Microsoft reported encouraging growth Wednesday in what is becoming its most important business: cloud computing.
The company, which has focused on the cloud to lead it into the post-PC era, had a lot to celebrate as it looks to catch up to Amazon -- its archrival for cloud dominance. (Amazon chief executive Jeff Bezos is the owner of The Washington Post.) Cloud growth drove the bulk of Microsoft's success in its latest quarter, solidifying its second-place position in the market.
The unit containing its Azure cloud computing division made $7.8 billion in the company's latest quarter. While Microsoft doesn't provide dollar figures for each product, it said that revenue from Azure itself jumped 98 percent. The firm's Office 365 product -- which takes its signature Office software into the cloud -- saw a 41 percent increase in revenue.
Microsoft also saw strong hardware growth thanks to the November launch of its Xbox One X game console.
Apart from the financial info, Microsoft chief executive Satya Nadella took a moment during a call with analysts to address consumer trust issues facing the tech industry at large. He did not name any specific competitors, but said that "Microsoft runs on trust" and views that as a key differentiator. "In an era where there is rapid transformation driven by digital technology, customers are looking for a trusted partner. Someone with a business model that is aligned with their long-term interests, deep technical innovation, and an understanding of the responsibility that goes along with this innovation," Nadella said.
Overall, Microsoft slightly beat analyst expectations by reporting revenue of $28.9 billion. But a one-time $13.8 billion tax charge, a result of the new U.S. tax law, tipped the company into the loss column to the tune of $6.3 billion. Microsoft said that it has "not completed" its full account for further tax effects of the tax bill.
The company also reported growth in its hardware business on sales of the Xbox One X, which is aimed at hard-core gamers. Microsoft said that gaming revenue was up 8 percent in the gaming industry's all-important holiday quarter.
That wasn't quite as strong as competitor Nintendo, which reported its own banner earnings and a 261 percent profit growth off sales of the Nintendo Switch console. That console, which can be used on-the-go or in the living room, led both Microsoft's and Sony's consoles in December sales, according to a report last week from market research firm NPD Group. Sony, which reports earnings Friday, led console sales for the year with its PlayStation, that report said.
When asked if Microsoft was falling behind in gaming, Nadella said Microsoft sees games as an opportunity beyond the console -- especially with gaming cloud and entertainment services on the PC.
Looking at other hardware, Microsoft said that sales of its Surface products were largely unchanged from the previous year -- despite the introduction of new hybrid Surface laptops. Microsoft has been more focused on hardware lately, introducing touch screen laptops and desktops that deeply integrate the Windows platform, but the unit containing hardware grew the slowest for Microsoft.

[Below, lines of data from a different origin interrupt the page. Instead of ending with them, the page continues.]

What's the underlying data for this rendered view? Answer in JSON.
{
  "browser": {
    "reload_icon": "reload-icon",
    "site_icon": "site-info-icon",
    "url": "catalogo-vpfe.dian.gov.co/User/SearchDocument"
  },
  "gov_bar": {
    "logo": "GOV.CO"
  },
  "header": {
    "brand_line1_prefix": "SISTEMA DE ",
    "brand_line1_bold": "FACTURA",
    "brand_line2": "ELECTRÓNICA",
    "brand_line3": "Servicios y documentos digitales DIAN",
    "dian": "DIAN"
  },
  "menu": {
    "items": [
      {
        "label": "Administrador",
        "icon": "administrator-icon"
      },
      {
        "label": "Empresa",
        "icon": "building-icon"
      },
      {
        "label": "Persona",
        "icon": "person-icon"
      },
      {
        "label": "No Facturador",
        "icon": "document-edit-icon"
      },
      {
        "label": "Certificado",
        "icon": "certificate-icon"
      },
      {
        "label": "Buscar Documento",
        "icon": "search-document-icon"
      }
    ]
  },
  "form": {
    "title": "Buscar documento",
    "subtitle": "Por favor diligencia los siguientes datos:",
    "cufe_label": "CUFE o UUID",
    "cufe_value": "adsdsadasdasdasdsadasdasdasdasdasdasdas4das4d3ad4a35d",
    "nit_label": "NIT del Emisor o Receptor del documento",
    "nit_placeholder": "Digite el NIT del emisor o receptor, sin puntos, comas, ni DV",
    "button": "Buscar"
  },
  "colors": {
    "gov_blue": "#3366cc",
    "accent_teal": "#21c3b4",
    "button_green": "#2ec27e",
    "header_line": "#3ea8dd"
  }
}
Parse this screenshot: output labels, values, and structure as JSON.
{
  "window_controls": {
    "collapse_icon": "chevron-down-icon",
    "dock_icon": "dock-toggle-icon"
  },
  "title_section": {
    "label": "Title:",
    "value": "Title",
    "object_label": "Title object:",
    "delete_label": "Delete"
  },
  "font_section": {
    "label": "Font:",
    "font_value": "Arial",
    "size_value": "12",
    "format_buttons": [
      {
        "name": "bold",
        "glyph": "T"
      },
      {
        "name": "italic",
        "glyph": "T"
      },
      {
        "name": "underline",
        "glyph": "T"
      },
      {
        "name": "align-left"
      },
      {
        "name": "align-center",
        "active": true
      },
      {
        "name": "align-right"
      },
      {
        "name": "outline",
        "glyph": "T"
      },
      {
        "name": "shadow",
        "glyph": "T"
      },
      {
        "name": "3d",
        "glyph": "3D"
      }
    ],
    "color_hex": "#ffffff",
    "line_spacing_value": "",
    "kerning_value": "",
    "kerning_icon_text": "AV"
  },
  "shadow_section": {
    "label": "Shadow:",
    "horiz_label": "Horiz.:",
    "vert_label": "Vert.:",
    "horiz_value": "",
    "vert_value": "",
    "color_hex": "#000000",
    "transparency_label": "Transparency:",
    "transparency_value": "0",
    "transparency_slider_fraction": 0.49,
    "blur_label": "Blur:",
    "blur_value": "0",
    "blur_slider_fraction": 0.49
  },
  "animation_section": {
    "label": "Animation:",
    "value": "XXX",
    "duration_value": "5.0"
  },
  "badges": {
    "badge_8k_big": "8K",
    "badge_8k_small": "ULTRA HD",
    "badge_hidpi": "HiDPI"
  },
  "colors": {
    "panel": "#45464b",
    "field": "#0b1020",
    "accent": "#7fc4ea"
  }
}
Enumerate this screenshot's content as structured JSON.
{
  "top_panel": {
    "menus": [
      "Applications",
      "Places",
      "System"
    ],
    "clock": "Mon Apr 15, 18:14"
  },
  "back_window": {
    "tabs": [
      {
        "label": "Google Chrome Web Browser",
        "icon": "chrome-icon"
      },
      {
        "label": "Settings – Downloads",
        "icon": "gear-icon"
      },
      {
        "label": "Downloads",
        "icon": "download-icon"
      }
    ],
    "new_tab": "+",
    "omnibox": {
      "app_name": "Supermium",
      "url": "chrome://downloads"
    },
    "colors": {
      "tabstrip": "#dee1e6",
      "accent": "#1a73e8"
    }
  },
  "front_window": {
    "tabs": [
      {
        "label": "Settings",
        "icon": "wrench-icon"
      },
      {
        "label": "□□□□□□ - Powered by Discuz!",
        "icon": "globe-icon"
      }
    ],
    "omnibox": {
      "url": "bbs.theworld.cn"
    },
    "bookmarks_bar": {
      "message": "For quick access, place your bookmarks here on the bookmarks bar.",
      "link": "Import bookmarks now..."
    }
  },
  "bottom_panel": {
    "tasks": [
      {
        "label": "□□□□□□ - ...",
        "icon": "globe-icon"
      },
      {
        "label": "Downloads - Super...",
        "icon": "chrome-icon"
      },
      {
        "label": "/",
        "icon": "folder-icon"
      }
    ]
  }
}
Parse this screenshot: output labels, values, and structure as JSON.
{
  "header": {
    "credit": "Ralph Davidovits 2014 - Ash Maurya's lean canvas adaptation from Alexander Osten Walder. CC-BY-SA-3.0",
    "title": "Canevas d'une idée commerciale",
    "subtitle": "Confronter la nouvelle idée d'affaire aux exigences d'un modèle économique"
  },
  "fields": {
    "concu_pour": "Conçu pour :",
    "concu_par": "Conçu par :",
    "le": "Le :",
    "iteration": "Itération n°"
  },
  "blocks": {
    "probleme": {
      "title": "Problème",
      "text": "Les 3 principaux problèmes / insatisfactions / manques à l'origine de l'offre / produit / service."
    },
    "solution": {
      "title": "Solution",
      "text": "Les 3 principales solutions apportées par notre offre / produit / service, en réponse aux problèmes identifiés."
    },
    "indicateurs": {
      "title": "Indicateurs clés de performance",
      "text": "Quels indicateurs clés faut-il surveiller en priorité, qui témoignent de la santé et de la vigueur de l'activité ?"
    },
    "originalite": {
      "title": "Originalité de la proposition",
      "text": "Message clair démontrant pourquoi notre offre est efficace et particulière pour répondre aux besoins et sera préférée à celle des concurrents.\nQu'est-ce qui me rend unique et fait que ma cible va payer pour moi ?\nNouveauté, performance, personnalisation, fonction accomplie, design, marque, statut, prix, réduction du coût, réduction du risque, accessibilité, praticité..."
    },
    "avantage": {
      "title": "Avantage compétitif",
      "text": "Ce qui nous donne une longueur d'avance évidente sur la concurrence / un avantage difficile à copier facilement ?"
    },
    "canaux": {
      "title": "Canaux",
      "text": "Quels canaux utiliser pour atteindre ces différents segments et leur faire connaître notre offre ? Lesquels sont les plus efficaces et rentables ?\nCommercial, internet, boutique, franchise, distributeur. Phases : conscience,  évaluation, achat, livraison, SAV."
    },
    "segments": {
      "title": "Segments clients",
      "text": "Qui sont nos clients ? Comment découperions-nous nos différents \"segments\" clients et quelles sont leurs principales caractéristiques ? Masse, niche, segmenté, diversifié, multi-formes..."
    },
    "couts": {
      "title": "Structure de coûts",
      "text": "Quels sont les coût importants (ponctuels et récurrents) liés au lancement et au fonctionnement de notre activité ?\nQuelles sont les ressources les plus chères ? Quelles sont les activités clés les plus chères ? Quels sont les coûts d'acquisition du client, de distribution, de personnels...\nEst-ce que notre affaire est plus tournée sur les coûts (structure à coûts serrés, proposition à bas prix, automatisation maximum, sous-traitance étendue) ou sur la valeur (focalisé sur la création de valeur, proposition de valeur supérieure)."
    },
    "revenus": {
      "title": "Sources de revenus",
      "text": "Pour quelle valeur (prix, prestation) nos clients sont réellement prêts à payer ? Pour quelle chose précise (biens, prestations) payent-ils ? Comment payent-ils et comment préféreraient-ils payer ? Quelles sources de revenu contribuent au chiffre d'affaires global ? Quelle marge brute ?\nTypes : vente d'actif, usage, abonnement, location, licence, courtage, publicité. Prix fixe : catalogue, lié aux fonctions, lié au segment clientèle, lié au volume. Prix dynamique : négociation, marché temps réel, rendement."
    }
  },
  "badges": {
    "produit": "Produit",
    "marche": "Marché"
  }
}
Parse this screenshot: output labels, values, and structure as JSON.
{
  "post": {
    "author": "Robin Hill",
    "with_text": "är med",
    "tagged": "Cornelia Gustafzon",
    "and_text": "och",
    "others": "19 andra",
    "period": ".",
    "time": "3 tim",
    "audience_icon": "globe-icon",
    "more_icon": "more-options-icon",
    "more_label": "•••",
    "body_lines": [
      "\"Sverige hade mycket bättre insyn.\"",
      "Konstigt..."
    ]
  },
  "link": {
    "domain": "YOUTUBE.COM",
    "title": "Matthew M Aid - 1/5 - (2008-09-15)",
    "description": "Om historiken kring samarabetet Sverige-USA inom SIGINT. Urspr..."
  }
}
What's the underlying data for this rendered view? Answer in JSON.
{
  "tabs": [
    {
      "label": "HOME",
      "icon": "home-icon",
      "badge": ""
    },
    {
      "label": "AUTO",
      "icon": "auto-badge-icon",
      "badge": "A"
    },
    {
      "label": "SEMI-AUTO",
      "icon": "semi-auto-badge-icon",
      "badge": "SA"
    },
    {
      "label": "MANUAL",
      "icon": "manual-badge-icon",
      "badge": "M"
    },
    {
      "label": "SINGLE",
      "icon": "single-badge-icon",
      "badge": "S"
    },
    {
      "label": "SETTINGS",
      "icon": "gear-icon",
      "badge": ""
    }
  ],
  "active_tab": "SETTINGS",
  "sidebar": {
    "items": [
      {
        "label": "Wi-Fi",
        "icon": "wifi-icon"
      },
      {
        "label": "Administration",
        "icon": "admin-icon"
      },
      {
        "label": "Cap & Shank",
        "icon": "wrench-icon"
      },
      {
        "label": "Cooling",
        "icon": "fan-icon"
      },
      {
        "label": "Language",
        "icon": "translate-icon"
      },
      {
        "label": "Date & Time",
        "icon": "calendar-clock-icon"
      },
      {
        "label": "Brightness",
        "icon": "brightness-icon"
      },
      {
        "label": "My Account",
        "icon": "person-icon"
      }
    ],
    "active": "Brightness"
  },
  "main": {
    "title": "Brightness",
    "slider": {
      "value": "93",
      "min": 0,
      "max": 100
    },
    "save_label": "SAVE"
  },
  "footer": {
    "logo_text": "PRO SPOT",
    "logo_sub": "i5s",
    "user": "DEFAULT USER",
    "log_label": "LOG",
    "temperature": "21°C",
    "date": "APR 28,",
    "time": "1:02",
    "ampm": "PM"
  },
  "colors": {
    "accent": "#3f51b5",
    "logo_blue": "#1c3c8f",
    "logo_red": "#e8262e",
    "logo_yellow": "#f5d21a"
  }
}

Nadella also said that he's not concerned about Amazon's early lead in the artificial intelligence space, because he believes that its assistant -- Cortana -- and others should be available on the same devices.